A number of weeks ago, several southern Alberta photographer friends shared some of their recent bird photos with me. Among these were images of great blue herons, red-winged and yellow-headed blackbirds, Canada geese, and turkey vultures, the latter of which are seldom seen in this part of the province.
I enjoy bird photography but it’s not something I do a lot of. To be successful at photographing birds, you need to have plenty of patience and a good understanding of their habits and behavior. Unlike landscape photography, where the scene remains static, birds are almost always on the move. You need to be attentive and quick on the draw at all times. Otherwise, you might miss an opportunity for a great shot.

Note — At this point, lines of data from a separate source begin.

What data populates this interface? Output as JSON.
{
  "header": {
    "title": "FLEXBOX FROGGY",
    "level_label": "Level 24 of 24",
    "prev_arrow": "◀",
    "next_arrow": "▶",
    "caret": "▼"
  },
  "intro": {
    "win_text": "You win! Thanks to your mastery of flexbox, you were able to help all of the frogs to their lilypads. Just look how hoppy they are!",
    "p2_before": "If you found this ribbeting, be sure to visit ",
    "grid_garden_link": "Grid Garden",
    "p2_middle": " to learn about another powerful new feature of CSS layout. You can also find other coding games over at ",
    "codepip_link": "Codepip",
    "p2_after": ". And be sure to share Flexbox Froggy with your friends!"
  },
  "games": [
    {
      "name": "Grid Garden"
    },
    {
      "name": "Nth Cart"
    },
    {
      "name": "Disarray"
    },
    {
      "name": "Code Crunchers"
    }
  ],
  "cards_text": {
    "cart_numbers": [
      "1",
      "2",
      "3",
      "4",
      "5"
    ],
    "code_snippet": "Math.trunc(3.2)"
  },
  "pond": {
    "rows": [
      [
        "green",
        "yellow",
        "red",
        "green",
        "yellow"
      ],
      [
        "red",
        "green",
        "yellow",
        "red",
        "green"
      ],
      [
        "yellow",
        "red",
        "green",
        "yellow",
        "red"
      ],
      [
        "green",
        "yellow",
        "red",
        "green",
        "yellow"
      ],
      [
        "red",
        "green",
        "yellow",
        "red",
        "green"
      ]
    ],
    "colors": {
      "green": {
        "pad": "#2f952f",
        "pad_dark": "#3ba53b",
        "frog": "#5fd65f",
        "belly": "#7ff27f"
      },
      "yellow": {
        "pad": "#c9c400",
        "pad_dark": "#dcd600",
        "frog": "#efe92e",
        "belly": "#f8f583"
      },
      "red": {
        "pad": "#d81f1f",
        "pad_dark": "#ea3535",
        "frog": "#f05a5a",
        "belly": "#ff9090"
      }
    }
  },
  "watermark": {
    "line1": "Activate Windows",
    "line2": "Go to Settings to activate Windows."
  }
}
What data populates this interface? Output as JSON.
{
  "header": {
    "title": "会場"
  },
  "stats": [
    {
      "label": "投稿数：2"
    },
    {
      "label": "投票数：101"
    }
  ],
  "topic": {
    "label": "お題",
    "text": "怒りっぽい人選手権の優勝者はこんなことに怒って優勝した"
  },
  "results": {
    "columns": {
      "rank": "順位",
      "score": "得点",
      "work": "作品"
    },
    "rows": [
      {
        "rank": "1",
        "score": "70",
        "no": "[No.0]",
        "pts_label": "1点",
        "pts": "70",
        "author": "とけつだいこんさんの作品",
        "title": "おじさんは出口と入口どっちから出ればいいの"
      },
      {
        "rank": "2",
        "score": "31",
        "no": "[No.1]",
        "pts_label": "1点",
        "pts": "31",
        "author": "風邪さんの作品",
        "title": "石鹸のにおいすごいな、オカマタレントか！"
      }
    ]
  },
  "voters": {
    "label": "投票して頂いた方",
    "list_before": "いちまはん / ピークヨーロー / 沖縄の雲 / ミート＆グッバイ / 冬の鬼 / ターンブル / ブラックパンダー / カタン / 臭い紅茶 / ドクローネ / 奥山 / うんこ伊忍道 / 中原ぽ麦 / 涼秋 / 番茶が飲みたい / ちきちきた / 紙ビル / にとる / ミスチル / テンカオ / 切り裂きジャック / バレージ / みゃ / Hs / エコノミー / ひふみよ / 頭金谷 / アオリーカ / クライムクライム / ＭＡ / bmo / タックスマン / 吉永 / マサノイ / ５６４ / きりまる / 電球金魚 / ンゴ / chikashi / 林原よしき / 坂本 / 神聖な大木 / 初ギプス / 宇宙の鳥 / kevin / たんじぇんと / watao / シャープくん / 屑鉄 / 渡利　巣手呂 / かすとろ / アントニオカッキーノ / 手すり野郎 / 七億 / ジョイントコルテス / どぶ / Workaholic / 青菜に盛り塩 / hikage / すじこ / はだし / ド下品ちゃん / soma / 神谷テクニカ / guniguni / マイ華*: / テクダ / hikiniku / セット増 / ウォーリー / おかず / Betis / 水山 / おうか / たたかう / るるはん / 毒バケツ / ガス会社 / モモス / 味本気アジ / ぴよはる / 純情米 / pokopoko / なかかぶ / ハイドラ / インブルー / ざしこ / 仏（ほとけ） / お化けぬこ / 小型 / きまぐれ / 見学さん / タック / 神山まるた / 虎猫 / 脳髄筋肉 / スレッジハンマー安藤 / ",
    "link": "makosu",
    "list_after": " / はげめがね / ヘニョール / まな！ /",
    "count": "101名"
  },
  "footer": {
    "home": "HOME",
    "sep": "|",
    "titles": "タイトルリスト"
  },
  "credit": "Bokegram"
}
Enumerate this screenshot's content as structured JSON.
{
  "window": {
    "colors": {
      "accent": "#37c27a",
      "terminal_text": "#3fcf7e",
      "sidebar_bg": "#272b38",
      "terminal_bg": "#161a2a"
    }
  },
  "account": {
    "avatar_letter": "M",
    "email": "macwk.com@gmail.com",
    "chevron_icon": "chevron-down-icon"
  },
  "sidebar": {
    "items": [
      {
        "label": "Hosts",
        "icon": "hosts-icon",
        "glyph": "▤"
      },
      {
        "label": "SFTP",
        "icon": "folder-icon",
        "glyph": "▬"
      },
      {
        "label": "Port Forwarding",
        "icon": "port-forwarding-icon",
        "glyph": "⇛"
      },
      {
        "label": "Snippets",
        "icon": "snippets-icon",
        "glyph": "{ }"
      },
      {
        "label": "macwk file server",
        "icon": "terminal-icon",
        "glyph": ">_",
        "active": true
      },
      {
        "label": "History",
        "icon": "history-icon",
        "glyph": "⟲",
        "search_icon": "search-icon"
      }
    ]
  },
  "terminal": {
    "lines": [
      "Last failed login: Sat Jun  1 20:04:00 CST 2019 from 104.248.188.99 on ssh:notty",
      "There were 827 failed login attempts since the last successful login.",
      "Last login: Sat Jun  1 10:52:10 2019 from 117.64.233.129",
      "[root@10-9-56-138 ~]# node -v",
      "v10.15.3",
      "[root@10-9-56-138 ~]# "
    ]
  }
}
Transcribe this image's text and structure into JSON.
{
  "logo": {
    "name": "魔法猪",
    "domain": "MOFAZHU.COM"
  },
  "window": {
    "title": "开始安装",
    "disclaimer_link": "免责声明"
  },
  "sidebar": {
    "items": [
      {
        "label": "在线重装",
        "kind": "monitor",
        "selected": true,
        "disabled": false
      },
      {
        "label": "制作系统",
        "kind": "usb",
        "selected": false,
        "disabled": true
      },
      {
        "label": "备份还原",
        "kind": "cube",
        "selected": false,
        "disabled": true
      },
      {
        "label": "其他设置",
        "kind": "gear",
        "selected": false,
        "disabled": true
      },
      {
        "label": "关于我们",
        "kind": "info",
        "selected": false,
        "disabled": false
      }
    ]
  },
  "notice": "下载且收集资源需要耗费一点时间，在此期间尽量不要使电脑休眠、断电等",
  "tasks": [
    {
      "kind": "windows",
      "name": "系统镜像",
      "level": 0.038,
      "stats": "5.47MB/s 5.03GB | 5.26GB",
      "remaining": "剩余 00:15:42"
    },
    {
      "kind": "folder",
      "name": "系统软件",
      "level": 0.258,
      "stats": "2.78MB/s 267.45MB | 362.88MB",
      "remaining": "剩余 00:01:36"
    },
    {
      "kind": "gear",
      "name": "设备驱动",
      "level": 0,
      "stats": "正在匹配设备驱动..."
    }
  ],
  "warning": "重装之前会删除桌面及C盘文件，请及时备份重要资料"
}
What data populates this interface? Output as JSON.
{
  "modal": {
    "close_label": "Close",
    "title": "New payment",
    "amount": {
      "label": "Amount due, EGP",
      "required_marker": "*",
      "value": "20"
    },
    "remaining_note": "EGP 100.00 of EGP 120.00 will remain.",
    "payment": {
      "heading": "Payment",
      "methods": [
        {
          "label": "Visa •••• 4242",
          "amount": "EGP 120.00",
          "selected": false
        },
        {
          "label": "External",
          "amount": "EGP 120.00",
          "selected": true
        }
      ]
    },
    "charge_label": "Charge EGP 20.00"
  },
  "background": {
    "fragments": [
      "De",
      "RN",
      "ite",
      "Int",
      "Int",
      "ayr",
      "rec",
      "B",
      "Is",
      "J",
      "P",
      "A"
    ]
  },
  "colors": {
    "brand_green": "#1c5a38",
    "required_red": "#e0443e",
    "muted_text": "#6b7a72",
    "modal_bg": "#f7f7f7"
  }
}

My friends’ photos provided the inspiration I needed to put a long lens on my camera and make the short trip to Beauvais Lake Provincial Park. There is always a good variety of birds to be found at the lake and spring is the best time to photograph them. More than 140 species of birds are known to inhabit the park. Over three weeks, I made more than a half dozen trips to Beauvais Lake and was able to observe osprey, bald eagles, loons, kingfishers, blackbirds, terns, gulls, grebes, ducks, and Canada geese.
Canada geese are plentiful at Beauvais Lake. By late spring they can be seen, along with their newly-hatched goslings, foraging on lush, green grass growing along the North Shore Day Use Area.
The geese are usually not too alarmed by people who are fishing or walking the lakeshore trail and photographing them close-up is fairly easy to do. You just have to watch where you are walking, as not to step in goose fertilizer. Sandals, as I quickly discovered, are not the preferred footwear while taking pictures at this location.
Next time, I’ll post photos of a pair of red-necked grebes that had nested at Beauvais Lake.